Task prompt
Your job is to copy every record exactly.

** Opening Exercise input block **

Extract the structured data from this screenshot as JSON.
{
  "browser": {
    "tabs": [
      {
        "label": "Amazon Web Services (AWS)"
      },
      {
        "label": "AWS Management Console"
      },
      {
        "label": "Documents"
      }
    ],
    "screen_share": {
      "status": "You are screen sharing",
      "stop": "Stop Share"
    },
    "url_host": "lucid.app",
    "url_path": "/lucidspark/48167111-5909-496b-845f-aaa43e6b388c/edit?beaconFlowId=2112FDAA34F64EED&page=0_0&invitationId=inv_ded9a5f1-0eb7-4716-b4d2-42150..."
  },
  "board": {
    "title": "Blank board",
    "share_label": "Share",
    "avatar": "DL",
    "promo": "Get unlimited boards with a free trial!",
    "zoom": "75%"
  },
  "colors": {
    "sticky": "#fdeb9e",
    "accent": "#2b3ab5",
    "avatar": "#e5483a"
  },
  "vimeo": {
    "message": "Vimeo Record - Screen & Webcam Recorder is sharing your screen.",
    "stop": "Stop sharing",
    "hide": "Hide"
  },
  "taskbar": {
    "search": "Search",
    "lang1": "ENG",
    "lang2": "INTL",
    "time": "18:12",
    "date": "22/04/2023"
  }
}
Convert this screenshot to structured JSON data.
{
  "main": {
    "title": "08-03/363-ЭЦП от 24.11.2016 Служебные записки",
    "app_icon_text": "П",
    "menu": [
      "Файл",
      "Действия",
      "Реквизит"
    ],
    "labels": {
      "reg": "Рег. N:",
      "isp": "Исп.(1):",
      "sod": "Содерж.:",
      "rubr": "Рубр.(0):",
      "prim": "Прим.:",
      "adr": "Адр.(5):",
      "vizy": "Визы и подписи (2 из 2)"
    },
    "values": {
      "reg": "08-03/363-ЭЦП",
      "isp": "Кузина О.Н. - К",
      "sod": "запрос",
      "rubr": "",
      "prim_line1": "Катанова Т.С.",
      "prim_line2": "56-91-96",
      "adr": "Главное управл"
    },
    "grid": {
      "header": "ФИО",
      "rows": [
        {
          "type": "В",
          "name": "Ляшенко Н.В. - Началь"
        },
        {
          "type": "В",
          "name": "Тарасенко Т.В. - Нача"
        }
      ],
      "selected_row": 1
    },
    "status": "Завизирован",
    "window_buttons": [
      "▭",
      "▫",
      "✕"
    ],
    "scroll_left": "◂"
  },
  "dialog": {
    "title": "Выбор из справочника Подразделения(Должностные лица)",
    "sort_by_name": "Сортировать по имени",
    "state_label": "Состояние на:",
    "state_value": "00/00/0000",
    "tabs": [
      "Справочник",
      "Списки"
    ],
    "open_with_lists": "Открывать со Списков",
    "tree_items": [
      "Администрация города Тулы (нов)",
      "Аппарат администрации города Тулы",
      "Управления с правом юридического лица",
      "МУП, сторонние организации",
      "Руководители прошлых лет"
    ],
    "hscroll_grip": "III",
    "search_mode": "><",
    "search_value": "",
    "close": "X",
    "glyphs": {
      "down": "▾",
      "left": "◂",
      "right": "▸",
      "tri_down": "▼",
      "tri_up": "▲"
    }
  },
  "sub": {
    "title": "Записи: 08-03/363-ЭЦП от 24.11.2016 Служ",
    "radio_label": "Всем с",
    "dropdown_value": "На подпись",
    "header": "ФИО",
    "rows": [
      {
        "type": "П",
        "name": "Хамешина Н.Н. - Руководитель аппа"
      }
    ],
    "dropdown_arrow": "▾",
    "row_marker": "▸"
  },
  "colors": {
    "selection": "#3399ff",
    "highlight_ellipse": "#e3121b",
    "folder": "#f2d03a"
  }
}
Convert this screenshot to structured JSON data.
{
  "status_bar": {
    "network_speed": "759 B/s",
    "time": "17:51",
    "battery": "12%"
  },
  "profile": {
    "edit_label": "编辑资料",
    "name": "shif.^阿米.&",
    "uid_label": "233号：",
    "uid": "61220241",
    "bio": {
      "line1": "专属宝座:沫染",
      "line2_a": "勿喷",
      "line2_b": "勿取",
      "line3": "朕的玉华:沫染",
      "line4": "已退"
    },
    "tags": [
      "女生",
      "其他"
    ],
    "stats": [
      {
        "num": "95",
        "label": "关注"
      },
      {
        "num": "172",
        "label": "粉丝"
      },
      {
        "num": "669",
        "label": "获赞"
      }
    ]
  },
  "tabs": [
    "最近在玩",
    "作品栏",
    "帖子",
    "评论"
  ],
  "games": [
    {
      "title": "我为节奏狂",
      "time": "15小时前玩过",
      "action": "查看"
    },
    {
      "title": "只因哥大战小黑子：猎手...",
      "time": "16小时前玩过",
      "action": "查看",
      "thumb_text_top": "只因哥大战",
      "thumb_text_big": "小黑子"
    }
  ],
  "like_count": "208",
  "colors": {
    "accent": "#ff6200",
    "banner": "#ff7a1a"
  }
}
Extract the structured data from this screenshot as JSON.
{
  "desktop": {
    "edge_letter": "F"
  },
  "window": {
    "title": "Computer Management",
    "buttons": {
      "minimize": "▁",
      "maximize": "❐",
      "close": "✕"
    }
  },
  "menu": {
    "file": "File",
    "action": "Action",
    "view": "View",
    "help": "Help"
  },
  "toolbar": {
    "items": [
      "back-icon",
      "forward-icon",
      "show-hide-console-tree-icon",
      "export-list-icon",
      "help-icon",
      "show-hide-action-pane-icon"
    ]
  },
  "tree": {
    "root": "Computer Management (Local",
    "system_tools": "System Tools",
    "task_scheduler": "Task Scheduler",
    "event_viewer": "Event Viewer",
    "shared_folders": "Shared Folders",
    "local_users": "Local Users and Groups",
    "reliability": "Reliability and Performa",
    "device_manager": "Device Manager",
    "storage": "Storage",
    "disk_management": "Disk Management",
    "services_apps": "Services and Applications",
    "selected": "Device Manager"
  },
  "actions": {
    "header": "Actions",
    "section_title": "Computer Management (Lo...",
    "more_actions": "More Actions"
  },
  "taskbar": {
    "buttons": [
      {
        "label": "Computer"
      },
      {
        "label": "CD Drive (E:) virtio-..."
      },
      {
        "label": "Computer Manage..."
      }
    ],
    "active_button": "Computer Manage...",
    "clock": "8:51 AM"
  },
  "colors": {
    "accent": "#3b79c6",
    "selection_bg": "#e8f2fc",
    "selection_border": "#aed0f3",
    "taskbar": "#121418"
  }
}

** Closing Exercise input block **

Solution below
Extract the structured data from this screenshot as JSON.
{
  "browser": {
    "tabs": [
      {
        "label": "Amazon Web Services (AWS)"
      },
      {
        "label": "AWS Management Console"
      },
      {
        "label": "Documents"
      }
    ],
    "screen_share": {
      "status": "You are screen sharing",
      "stop": "Stop Share"
    },
    "url_host": "lucid.app",
    "url_path": "/lucidspark/48167111-5909-496b-845f-aaa43e6b388c/edit?beaconFlowId=2112FDAA34F64EED&page=0_0&invitationId=inv_ded9a5f1-0eb7-4716-b4d2-42150..."
  },
  "board": {
    "title": "Blank board",
    "share_label": "Share",
    "avatar": "DL",
    "promo": "Get unlimited boards with a free trial!",
    "zoom": "75%"
  },
  "colors": {
    "sticky": "#fdeb9e",
    "accent": "#2b3ab5",
    "avatar": "#e5483a"
  },
  "vimeo": {
    "message": "Vimeo Record - Screen & Webcam Recorder is sharing your screen.",
    "stop": "Stop sharing",
    "hide": "Hide"
  },
  "taskbar": {
    "search": "Search",
    "lang1": "ENG",
    "lang2": "INTL",
    "time": "18:12",
    "date": "22/04/2023"
  }
}
Convert this screenshot to structured JSON data.
{
  "main": {
    "title": "08-03/363-ЭЦП от 24.11.2016 Служебные записки",
    "app_icon_text": "П",
    "menu": [
      "Файл",
      "Действия",
      "Реквизит"
    ],
    "labels": {
      "reg": "Рег. N:",
      "isp": "Исп.(1):",
      "sod": "Содерж.:",
      "rubr": "Рубр.(0):",
      "prim": "Прим.:",
      "adr": "Адр.(5):",
      "vizy": "Визы и подписи (2 из 2)"
    },
    "values": {
      "reg": "08-03/363-ЭЦП",
      "isp": "Кузина О.Н. - К",
      "sod": "запрос",
      "rubr": "",
      "prim_line1": "Катанова Т.С.",
      "prim_line2": "56-91-96",
      "adr": "Главное управл"
    },
    "grid": {
      "header": "ФИО",
      "rows": [
        {
          "type": "В",
          "name": "Ляшенко Н.В. - Началь"
        },
        {
          "type": "В",
          "name": "Тарасенко Т.В. - Нача"
        }
      ],
      "selected_row": 1
    },
    "status": "Завизирован",
    "window_buttons": [
      "▭",
      "▫",
      "✕"
    ],
    "scroll_left": "◂"
  },
  "dialog": {
    "title": "Выбор из справочника Подразделения(Должностные лица)",
    "sort_by_name": "Сортировать по имени",
    "state_label": "Состояние на:",
    "state_value": "00/00/0000",
    "tabs": [
      "Справочник",
      "Списки"
    ],
    "open_with_lists": "Открывать со Списков",
    "tree_items": [
      "Администрация города Тулы (нов)",
      "Аппарат администрации города Тулы",
      "Управления с правом юридического лица",
      "МУП, сторонние организации",
      "Руководители прошлых лет"
    ],
    "hscroll_grip": "III",
    "search_mode": "><",
    "search_value": "",
    "close": "X",
    "glyphs": {
      "down": "▾",
      "left": "◂",
      "right": "▸",
      "tri_down": "▼",
      "tri_up": "▲"
    }
  },
  "sub": {
    "title": "Записи: 08-03/363-ЭЦП от 24.11.2016 Служ",
    "radio_label": "Всем с",
    "dropdown_value": "На подпись",
    "header": "ФИО",
    "rows": [
      {
        "type": "П",
        "name": "Хамешина Н.Н. - Руководитель аппа"
      }
    ],
    "dropdown_arrow": "▾",
    "row_marker": "▸"
  },
  "colors": {
    "selection": "#3399ff",
    "highlight_ellipse": "#e3121b",
    "folder": "#f2d03a"
  }
}
Convert this screenshot to structured JSON data.
{
  "status_bar": {
    "network_speed": "759 B/s",
    "time": "17:51",
    "battery": "12%"
  },
  "profile": {
    "edit_label": "编辑资料",
    "name": "shif.^阿米.&",
    "uid_label": "233号：",
    "uid": "61220241",
    "bio": {
      "line1": "专属宝座:沫染",
      "line2_a": "勿喷",
      "line2_b": "勿取",
      "line3": "朕的玉华:沫染",
      "line4": "已退"
    },
    "tags": [
      "女生",
      "其他"
    ],
    "stats": [
      {
        "num": "95",
        "label": "关注"
      },
      {
        "num": "172",
        "label": "粉丝"
      },
      {
        "num": "669",
        "label": "获赞"
      }
    ]
  },
  "tabs": [
    "最近在玩",
    "作品栏",
    "帖子",
    "评论"
  ],
  "games": [
    {
      "title": "我为节奏狂",
      "time": "15小时前玩过",
      "action": "查看"
    },
    {
      "title": "只因哥大战小黑子：猎手...",
      "time": "16小时前玩过",
      "action": "查看",
      "thumb_text_top": "只因哥大战",
      "thumb_text_big": "小黑子"
    }
  ],
  "like_count": "208",
  "colors": {
    "accent": "#ff6200",
    "banner": "#ff7a1a"
  }
}
Extract the structured data from this screenshot as JSON.
{
  "desktop": {
    "edge_letter": "F"
  },
  "window": {
    "title": "Computer Management",
    "buttons": {
      "minimize": "▁",
      "maximize": "❐",
      "close": "✕"
    }
  },
  "menu": {
    "file": "File",
    "action": "Action",
    "view": "View",
    "help": "Help"
  },
  "toolbar": {
    "items": [
      "back-icon",
      "forward-icon",
      "show-hide-console-tree-icon",
      "export-list-icon",
      "help-icon",
      "show-hide-action-pane-icon"
    ]
  },
  "tree": {
    "root": "Computer Management (Local",
    "system_tools": "System Tools",
    "task_scheduler": "Task Scheduler",
    "event_viewer": "Event Viewer",
    "shared_folders": "Shared Folders",
    "local_users": "Local Users and Groups",
    "reliability": "Reliability and Performa",
    "device_manager": "Device Manager",
    "storage": "Storage",
    "disk_management": "Disk Management",
    "services_apps": "Services and Applications",
    "selected": "Device Manager"
  },
  "actions": {
    "header": "Actions",
    "section_title": "Computer Management (Lo...",
    "more_actions": "More Actions"
  },
  "taskbar": {
    "buttons": [
      {
        "label": "Computer"
      },
      {
        "label": "CD Drive (E:) virtio-..."
      },
      {
        "label": "Computer Manage..."
      }
    ],
    "active_button": "Computer Manage...",
    "clock": "8:51 AM"
  },
  "colors": {
    "accent": "#3b79c6",
    "selection_bg": "#e8f2fc",
    "selection_border": "#aed0f3",
    "taskbar": "#121418"
  }
}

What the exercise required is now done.